Task to complete:
How many lines in the records below contain the word "Excursion"? Answer with the number only.

Dataset excerpts:
========================================================================

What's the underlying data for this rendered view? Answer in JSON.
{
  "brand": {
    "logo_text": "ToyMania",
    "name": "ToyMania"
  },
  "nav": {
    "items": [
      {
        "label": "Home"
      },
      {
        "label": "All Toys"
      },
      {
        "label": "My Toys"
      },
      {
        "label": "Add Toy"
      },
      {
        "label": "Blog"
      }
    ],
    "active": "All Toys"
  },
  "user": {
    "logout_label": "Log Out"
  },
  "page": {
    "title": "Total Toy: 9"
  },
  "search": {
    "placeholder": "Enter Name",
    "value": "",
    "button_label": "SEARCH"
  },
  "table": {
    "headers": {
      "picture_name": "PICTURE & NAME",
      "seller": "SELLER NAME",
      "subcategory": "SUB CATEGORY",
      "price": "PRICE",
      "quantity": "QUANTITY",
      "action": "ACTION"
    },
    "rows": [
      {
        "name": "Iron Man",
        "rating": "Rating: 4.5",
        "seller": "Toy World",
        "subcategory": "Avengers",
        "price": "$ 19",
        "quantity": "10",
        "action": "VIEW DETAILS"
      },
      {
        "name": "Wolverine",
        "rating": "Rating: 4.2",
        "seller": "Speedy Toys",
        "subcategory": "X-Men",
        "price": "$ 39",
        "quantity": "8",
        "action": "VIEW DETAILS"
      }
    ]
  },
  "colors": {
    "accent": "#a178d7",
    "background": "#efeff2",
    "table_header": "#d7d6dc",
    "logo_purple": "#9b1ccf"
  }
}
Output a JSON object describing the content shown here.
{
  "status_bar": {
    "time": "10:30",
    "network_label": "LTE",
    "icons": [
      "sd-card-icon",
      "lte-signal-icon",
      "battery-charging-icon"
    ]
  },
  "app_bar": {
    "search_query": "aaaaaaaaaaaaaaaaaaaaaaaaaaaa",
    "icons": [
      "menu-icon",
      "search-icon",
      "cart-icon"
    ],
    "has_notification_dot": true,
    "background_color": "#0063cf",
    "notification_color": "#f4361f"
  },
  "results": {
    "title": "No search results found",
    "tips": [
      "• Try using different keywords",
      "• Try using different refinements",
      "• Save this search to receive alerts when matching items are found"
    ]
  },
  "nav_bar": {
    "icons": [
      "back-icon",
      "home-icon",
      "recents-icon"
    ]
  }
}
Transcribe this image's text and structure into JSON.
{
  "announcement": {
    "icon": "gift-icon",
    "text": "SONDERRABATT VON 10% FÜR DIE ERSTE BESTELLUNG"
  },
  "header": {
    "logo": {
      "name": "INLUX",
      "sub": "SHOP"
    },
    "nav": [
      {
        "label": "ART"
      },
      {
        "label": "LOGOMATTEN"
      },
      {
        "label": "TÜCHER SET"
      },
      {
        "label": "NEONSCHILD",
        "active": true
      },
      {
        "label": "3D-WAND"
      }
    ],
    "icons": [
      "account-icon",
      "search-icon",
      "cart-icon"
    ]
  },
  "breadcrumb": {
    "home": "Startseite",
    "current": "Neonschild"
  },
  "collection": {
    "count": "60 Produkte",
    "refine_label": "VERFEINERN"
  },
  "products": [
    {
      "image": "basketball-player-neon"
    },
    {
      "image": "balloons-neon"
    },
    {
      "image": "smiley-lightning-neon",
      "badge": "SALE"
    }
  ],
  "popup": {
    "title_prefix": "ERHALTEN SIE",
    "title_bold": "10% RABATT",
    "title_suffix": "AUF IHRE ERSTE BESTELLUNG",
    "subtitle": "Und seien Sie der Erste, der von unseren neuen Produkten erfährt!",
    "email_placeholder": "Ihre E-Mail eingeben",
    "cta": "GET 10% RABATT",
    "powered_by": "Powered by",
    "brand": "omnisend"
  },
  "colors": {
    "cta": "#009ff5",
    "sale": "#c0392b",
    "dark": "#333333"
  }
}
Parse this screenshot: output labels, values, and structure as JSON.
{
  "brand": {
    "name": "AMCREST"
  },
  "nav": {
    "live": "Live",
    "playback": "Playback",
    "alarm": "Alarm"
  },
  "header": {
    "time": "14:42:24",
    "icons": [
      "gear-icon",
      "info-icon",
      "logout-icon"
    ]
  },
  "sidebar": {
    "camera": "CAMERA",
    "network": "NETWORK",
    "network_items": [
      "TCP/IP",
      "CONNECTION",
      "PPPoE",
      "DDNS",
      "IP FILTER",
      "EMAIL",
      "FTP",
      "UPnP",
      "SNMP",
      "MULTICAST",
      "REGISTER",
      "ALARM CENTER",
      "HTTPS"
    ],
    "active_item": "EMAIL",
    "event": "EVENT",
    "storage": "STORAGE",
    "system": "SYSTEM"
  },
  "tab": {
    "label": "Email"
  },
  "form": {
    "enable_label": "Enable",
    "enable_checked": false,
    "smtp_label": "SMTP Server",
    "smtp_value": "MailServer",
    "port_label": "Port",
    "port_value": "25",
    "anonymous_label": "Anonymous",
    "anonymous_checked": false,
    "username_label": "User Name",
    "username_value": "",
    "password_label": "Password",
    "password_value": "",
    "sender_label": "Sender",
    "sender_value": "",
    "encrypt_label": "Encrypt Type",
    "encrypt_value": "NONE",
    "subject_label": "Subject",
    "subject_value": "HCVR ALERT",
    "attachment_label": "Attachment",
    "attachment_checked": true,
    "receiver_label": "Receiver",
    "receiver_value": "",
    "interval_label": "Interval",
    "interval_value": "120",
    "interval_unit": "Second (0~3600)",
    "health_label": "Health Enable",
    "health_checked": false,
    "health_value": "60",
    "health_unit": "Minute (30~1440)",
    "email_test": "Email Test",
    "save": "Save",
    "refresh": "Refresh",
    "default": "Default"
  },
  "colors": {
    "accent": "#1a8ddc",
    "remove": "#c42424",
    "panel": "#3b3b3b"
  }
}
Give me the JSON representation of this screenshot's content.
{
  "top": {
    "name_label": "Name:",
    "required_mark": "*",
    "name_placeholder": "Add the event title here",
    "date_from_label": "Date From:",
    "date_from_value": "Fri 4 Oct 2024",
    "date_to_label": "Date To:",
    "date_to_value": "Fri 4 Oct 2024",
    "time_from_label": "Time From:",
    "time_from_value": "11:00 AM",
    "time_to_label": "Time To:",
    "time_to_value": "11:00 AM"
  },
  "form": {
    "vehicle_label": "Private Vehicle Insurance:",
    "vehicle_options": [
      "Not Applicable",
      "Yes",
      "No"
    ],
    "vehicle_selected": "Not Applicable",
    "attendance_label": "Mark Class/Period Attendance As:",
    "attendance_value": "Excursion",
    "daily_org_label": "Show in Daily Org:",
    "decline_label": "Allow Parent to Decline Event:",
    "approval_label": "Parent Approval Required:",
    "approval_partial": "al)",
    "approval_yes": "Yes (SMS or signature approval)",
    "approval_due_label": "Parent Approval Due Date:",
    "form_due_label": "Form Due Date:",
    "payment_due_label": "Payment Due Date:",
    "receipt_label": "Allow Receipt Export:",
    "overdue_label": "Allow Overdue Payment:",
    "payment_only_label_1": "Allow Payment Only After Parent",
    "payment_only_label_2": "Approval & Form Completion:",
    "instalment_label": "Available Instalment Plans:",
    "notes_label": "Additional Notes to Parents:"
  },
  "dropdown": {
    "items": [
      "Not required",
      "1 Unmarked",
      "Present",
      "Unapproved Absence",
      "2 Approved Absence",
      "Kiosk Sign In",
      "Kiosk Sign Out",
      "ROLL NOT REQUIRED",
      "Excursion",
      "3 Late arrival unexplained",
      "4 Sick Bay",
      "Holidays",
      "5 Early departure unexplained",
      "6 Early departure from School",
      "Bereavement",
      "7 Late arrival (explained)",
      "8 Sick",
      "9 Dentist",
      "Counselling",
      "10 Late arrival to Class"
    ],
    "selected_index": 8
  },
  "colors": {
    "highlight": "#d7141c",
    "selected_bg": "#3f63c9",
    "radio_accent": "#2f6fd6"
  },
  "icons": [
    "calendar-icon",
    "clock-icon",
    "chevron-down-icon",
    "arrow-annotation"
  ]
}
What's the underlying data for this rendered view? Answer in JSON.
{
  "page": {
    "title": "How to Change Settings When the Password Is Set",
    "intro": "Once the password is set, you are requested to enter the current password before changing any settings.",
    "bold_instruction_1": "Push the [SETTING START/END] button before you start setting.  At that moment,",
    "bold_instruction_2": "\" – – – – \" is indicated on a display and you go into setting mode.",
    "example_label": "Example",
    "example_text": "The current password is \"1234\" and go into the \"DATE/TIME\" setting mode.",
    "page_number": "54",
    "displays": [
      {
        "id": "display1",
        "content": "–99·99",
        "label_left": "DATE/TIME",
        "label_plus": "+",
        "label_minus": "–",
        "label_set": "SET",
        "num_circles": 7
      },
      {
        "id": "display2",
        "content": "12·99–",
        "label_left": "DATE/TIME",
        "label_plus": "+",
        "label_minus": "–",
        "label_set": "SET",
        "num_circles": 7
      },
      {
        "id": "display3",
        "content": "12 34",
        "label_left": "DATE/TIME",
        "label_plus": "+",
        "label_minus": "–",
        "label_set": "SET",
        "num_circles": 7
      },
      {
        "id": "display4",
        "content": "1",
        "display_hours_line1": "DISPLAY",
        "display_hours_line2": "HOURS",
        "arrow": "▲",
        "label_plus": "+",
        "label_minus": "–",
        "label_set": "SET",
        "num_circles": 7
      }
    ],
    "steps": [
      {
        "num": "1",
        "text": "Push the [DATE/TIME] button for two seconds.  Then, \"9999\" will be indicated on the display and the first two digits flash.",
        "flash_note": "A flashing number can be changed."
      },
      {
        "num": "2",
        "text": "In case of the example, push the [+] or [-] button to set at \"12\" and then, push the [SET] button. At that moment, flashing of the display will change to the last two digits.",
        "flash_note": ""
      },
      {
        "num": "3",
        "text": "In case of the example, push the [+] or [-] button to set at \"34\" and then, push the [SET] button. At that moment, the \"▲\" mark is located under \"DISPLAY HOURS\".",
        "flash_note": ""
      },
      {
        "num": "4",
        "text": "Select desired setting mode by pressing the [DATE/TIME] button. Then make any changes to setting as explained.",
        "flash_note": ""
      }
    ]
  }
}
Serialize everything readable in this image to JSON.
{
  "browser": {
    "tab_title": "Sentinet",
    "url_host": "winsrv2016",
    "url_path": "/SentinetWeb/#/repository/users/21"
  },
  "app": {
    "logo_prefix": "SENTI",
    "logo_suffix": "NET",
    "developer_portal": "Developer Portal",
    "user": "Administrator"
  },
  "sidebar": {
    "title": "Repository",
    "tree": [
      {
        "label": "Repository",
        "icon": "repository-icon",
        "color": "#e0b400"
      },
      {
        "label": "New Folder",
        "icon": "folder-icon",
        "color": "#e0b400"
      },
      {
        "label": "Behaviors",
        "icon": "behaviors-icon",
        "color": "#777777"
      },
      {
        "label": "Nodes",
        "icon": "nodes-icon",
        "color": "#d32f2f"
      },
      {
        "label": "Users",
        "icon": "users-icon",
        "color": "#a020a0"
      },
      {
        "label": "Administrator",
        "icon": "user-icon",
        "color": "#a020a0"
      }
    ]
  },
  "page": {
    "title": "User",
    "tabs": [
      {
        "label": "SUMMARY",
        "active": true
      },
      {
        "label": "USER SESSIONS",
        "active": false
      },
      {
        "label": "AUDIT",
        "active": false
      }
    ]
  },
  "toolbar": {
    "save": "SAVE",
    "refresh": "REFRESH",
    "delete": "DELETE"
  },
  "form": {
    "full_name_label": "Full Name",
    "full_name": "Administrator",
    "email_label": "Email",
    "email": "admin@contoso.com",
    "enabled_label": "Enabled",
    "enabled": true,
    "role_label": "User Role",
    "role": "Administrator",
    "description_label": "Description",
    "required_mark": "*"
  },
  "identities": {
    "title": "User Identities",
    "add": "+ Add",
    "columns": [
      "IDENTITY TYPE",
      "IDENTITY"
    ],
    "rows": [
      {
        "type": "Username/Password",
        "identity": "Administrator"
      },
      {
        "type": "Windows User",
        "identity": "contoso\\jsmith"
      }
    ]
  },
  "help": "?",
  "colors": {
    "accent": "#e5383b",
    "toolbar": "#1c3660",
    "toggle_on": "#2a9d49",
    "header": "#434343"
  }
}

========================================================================

Exercise answer:
2